Go through the entries below. Copy out every line that contains "this".

__Saved entries__
■ ■ ■ ■ ■
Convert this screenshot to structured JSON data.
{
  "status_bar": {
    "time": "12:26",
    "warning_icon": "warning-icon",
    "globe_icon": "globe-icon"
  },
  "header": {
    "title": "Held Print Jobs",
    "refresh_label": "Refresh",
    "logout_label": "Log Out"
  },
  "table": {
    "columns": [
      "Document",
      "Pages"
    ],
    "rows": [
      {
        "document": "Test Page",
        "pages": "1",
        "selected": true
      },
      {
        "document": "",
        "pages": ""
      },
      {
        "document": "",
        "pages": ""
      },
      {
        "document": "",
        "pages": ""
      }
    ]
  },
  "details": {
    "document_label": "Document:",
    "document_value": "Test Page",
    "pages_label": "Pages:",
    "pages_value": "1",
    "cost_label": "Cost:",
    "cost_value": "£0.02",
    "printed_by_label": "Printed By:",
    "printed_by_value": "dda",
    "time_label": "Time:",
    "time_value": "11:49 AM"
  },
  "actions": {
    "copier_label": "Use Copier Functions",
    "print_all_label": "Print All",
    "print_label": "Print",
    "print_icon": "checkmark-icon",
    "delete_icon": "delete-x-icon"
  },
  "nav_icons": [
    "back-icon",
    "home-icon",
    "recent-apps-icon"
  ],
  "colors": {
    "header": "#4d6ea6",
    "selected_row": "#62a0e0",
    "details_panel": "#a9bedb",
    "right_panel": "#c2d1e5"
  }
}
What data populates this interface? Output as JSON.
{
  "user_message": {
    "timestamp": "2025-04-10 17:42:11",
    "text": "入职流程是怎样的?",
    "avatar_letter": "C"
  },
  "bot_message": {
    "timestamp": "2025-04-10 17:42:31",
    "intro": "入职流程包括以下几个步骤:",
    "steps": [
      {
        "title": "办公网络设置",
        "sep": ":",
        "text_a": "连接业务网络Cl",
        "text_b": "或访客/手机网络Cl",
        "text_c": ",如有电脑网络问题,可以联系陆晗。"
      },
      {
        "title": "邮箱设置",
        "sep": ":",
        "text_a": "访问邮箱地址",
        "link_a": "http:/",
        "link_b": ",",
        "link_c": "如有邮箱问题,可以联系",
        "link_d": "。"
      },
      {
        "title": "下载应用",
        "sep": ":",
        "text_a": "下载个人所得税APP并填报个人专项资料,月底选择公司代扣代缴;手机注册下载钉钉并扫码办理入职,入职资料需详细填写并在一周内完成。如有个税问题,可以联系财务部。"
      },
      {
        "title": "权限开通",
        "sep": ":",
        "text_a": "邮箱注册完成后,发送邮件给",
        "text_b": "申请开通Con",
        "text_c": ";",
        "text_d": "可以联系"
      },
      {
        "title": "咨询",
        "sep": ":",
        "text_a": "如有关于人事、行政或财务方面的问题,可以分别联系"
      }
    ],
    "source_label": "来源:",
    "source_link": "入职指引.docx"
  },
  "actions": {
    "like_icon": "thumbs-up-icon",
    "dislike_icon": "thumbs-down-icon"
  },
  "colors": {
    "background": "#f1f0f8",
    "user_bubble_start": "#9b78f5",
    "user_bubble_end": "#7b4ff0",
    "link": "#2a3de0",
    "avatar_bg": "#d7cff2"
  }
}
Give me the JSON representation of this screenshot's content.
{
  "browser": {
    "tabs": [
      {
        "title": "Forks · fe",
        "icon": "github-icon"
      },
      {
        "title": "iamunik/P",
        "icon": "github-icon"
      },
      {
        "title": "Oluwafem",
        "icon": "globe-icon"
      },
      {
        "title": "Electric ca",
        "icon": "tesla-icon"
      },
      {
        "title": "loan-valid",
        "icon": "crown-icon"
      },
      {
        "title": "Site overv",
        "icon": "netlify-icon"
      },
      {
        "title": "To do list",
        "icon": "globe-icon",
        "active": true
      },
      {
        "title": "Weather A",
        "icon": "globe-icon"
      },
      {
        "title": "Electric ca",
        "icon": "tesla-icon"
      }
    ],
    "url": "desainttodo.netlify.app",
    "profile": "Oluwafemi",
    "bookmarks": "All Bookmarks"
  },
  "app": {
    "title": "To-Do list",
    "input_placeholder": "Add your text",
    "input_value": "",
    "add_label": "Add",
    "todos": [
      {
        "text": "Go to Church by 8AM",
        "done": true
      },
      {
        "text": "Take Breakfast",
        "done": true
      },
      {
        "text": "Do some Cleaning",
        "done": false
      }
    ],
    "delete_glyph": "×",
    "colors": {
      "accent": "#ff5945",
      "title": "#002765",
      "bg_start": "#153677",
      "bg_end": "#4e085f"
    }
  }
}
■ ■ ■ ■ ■
__Solution__
Convert this screenshot to structured JSON data.
What data populates this interface? Output as JSON.
Give me the JSON representation of this screenshot's content.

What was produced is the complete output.